[Dataset entries]
===============

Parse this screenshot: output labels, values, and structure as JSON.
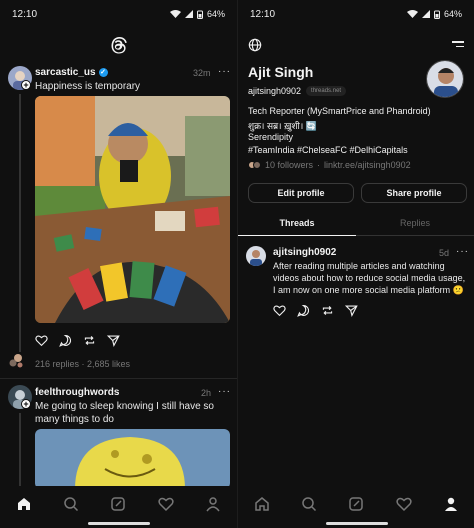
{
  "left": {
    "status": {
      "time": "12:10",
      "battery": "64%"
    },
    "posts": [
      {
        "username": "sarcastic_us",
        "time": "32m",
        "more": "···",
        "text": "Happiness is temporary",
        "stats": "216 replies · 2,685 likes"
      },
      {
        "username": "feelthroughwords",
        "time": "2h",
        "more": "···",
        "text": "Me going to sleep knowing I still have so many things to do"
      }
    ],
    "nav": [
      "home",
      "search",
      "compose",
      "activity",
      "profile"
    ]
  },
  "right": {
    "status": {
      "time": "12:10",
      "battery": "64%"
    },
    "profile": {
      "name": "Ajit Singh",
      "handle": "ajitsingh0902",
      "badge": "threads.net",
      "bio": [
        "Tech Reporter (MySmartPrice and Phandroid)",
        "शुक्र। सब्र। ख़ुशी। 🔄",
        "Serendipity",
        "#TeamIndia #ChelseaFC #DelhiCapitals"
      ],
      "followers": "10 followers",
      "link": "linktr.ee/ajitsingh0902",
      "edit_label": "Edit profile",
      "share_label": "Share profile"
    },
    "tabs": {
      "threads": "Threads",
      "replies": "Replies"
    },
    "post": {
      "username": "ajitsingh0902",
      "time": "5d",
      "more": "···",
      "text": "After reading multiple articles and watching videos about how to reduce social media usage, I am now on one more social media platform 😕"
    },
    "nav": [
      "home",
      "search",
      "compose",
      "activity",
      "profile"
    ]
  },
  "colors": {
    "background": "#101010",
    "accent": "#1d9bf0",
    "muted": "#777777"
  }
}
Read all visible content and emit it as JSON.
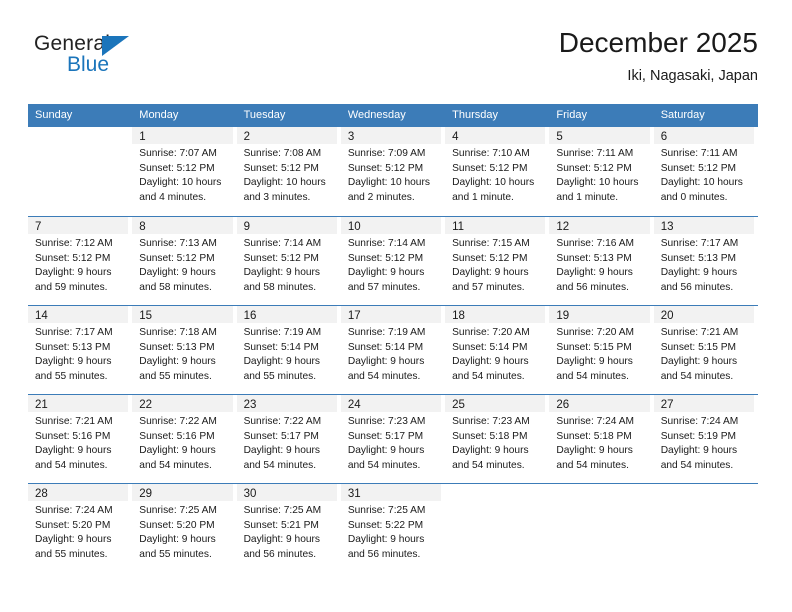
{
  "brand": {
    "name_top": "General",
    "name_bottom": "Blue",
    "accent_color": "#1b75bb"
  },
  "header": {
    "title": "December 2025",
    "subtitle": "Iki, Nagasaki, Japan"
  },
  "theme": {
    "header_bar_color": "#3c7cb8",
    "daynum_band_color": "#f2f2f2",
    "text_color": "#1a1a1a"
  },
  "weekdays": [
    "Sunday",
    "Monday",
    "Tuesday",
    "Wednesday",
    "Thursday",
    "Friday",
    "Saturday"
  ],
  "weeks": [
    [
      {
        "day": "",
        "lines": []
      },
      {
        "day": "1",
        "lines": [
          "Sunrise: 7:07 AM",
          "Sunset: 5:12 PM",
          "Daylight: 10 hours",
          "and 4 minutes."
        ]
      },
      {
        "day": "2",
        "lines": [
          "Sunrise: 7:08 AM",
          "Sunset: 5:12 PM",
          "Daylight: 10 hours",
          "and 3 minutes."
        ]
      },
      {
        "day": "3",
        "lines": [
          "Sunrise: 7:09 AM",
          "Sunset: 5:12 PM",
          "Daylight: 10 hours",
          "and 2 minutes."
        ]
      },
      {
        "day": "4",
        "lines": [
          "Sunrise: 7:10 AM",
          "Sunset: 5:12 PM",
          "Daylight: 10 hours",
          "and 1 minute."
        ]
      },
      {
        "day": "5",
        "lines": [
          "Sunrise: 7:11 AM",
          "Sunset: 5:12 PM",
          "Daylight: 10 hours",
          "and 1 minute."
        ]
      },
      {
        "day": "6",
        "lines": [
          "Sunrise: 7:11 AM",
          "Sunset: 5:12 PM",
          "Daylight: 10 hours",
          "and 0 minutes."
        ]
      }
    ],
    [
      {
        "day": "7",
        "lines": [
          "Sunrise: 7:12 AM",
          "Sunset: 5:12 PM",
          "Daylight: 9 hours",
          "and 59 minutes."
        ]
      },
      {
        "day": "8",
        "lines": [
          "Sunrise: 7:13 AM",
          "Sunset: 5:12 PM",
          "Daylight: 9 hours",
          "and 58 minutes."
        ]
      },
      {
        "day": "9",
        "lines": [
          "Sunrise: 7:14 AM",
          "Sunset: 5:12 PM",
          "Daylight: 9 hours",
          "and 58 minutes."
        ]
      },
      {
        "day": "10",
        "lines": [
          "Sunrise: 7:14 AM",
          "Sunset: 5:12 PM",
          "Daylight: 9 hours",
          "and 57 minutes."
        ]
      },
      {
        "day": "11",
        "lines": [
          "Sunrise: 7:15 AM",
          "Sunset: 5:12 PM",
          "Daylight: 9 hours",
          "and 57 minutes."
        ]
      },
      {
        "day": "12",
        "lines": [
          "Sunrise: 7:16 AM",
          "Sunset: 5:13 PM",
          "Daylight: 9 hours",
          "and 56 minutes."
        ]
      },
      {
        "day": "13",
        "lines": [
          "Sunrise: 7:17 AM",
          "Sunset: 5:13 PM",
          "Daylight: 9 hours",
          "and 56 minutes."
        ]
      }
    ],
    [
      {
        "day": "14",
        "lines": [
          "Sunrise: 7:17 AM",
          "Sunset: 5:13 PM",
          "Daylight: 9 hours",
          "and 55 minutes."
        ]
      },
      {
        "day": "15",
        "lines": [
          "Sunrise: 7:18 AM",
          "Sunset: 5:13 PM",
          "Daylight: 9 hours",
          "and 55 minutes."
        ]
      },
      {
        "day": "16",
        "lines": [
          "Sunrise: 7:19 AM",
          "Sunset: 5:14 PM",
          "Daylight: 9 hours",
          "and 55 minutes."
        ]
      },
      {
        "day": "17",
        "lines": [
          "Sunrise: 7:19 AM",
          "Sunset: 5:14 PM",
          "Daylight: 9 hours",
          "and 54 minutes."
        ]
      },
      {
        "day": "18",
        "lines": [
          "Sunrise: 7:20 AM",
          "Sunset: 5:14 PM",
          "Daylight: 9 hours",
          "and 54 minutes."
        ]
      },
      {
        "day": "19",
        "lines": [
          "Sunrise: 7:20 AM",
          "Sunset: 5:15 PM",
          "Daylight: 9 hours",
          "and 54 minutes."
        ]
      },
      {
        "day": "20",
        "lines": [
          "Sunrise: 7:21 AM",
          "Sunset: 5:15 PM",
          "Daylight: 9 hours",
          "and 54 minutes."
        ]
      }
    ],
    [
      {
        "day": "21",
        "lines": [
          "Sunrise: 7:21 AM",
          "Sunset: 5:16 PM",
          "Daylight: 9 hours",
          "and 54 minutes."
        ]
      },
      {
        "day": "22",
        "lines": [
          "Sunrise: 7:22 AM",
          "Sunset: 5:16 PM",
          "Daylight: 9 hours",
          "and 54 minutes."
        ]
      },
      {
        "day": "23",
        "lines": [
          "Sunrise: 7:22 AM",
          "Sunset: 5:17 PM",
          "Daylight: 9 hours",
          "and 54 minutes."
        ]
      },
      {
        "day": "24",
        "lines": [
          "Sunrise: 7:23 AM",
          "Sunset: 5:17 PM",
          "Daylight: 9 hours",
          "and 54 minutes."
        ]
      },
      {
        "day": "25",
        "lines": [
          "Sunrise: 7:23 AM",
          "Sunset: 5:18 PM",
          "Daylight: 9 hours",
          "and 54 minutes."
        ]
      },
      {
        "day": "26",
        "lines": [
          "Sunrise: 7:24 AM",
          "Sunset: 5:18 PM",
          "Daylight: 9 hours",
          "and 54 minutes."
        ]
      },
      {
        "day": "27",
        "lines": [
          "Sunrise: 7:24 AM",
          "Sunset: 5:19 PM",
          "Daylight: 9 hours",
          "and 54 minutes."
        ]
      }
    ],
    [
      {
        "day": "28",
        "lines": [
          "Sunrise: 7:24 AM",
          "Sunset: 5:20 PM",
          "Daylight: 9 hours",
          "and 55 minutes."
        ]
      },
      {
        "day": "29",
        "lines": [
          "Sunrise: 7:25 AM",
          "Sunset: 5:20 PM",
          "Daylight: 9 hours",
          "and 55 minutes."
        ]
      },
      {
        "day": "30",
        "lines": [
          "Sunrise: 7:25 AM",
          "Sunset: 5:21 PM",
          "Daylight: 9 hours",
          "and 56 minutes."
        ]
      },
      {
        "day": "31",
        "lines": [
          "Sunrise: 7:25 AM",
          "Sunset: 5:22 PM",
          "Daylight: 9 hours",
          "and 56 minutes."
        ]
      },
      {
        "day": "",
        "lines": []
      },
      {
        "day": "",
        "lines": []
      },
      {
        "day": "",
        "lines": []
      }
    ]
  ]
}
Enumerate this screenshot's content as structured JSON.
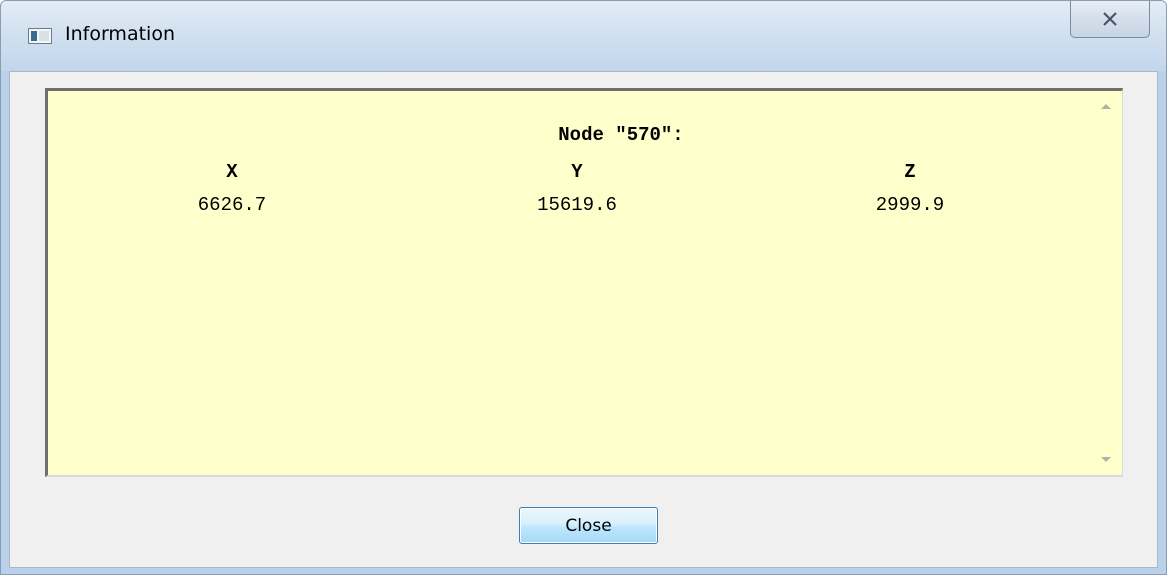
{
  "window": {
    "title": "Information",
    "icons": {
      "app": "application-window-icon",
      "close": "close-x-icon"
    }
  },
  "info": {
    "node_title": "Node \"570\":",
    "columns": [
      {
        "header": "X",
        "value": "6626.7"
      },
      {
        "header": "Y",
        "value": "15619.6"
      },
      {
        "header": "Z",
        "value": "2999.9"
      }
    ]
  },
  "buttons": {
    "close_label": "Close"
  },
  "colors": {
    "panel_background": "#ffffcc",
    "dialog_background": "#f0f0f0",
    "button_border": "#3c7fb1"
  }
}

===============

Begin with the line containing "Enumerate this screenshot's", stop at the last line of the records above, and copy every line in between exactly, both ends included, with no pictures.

#### Task output
Enumerate this screenshot's content as structured JSON.
{
  "window": {
    "title": "Information",
    "icons": {
      "app": "application-window-icon",
      "close": "close-x-icon"
    }
  },
  "info": {
    "node_title": "Node \"570\":",
    "columns": [
      {
        "header": "X",
        "value": "6626.7"
      },
      {
        "header": "Y",
        "value": "15619.6"
      },
      {
        "header": "Z",
        "value": "2999.9"
      }
    ]
  },
  "buttons": {
    "close_label": "Close"
  },
  "colors": {
    "panel_background": "#ffffcc",
    "dialog_background": "#f0f0f0",
    "button_border": "#3c7fb1"
  }
}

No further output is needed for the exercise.